- _Saved data entries_:

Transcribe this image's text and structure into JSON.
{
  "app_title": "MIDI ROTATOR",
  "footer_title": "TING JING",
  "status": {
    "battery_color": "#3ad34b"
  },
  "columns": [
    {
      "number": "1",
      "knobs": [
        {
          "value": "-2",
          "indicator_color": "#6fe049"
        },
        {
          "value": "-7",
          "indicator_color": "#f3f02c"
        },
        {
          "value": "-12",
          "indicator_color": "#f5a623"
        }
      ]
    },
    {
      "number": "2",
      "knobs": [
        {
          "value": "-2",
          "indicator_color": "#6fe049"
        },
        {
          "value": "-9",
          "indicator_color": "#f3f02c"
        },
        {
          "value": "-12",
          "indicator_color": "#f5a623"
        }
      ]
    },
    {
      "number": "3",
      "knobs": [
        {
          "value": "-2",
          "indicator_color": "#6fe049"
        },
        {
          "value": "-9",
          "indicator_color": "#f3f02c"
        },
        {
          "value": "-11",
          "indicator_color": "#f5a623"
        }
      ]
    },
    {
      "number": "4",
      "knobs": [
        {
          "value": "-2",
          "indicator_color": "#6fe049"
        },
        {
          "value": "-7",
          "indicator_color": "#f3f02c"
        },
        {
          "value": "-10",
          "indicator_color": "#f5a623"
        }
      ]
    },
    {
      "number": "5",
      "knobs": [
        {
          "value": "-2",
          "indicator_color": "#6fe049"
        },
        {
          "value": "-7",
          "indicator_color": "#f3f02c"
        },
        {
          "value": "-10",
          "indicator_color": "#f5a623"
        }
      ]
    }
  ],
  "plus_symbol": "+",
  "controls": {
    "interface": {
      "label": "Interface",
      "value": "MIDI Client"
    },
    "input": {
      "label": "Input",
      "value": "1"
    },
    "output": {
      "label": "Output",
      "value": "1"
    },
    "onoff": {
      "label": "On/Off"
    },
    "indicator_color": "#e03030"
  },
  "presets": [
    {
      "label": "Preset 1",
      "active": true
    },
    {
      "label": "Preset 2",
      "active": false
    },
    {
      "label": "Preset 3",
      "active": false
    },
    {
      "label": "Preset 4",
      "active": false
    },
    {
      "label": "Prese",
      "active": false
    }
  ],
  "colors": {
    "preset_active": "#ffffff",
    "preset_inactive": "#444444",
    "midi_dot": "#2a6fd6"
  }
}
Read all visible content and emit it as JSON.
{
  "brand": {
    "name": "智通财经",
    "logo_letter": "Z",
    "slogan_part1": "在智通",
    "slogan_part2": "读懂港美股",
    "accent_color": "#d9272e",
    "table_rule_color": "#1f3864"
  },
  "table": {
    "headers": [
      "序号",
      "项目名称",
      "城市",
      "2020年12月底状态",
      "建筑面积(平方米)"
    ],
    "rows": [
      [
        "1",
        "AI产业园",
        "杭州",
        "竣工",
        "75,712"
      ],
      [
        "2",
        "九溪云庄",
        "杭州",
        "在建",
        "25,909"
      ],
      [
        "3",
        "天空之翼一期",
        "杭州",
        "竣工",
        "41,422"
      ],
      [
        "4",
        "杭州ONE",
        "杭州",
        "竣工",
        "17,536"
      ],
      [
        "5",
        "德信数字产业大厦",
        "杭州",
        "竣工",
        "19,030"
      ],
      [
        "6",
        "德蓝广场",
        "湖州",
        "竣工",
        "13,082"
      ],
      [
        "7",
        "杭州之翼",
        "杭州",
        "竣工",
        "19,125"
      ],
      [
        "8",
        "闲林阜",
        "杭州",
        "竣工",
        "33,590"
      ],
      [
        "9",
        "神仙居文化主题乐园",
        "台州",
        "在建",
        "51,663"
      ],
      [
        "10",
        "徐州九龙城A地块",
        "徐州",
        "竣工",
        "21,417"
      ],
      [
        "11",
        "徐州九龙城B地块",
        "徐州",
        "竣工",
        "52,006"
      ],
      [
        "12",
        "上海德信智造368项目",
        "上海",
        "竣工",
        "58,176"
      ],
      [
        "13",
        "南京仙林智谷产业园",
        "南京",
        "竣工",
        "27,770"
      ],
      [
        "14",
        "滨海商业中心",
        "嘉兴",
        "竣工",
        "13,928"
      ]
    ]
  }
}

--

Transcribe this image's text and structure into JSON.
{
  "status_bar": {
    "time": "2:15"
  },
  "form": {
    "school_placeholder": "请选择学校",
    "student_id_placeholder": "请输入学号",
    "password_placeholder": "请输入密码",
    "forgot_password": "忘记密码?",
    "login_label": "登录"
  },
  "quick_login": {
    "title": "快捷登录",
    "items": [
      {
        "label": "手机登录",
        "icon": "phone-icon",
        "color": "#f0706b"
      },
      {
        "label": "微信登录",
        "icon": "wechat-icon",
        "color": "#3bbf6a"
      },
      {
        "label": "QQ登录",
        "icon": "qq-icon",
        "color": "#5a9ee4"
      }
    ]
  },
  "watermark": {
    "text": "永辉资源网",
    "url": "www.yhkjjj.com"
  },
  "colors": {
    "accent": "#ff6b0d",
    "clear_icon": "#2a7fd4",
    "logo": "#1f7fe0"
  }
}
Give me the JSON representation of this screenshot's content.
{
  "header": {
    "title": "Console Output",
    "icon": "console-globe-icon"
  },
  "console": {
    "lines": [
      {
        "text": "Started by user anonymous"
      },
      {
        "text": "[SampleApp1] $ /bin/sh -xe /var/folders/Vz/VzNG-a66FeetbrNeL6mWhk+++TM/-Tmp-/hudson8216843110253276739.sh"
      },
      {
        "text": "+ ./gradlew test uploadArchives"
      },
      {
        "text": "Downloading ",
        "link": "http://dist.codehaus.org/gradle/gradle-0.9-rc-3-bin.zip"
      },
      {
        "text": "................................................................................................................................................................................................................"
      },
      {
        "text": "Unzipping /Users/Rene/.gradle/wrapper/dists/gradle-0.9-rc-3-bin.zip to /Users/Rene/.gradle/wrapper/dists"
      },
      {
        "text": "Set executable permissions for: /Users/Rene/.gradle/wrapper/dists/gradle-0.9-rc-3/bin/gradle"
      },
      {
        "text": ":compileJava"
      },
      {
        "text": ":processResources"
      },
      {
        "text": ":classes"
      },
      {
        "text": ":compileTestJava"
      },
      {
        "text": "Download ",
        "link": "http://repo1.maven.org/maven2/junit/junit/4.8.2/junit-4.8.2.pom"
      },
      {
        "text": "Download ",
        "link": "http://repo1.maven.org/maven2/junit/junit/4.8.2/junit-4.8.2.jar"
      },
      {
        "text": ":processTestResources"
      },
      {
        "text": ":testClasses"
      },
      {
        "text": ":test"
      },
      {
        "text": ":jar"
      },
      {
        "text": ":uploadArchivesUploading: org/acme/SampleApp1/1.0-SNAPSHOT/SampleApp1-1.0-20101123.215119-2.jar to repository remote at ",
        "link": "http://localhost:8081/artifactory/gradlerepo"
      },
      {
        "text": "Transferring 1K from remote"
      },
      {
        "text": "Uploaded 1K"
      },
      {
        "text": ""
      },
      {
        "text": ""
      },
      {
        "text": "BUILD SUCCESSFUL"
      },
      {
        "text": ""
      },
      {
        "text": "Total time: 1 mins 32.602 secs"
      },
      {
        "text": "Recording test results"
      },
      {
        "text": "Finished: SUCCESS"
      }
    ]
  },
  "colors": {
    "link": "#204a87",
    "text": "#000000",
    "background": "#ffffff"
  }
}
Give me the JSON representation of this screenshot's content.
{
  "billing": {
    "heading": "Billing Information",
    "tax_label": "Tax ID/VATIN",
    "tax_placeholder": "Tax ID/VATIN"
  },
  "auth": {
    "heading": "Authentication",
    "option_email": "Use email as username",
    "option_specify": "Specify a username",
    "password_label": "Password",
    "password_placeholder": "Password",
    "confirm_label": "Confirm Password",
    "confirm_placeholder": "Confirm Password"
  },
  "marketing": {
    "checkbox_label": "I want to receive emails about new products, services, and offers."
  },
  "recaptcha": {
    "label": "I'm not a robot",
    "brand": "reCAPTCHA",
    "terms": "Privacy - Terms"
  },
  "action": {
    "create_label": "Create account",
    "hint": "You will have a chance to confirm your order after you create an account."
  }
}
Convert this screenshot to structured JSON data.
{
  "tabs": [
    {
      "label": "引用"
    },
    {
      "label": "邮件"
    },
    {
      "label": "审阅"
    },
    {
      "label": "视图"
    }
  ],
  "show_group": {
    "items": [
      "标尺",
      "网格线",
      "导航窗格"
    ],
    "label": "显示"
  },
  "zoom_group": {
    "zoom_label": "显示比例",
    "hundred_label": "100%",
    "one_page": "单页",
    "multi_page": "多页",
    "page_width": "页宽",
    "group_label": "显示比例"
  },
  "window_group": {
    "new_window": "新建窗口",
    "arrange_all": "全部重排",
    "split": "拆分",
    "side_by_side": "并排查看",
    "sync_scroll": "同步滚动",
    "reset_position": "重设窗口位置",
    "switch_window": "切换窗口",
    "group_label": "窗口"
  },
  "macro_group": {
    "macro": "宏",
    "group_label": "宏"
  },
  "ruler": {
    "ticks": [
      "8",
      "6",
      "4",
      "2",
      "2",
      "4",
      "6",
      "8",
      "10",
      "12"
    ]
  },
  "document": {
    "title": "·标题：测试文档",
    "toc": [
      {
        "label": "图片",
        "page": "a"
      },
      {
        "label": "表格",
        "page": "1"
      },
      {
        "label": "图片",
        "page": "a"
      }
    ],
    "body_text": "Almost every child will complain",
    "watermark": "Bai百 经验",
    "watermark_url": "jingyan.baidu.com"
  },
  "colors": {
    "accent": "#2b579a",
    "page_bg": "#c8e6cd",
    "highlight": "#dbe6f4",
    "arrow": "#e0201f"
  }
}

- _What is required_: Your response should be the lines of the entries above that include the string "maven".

- _Answer space_:
        "link": "http://repo1.maven.org/maven2/junit/junit/4.8.2/junit-4.8.2.pom"
        "link": "http://repo1.maven.org/maven2/junit/junit/4.8.2/junit-4.8.2.jar"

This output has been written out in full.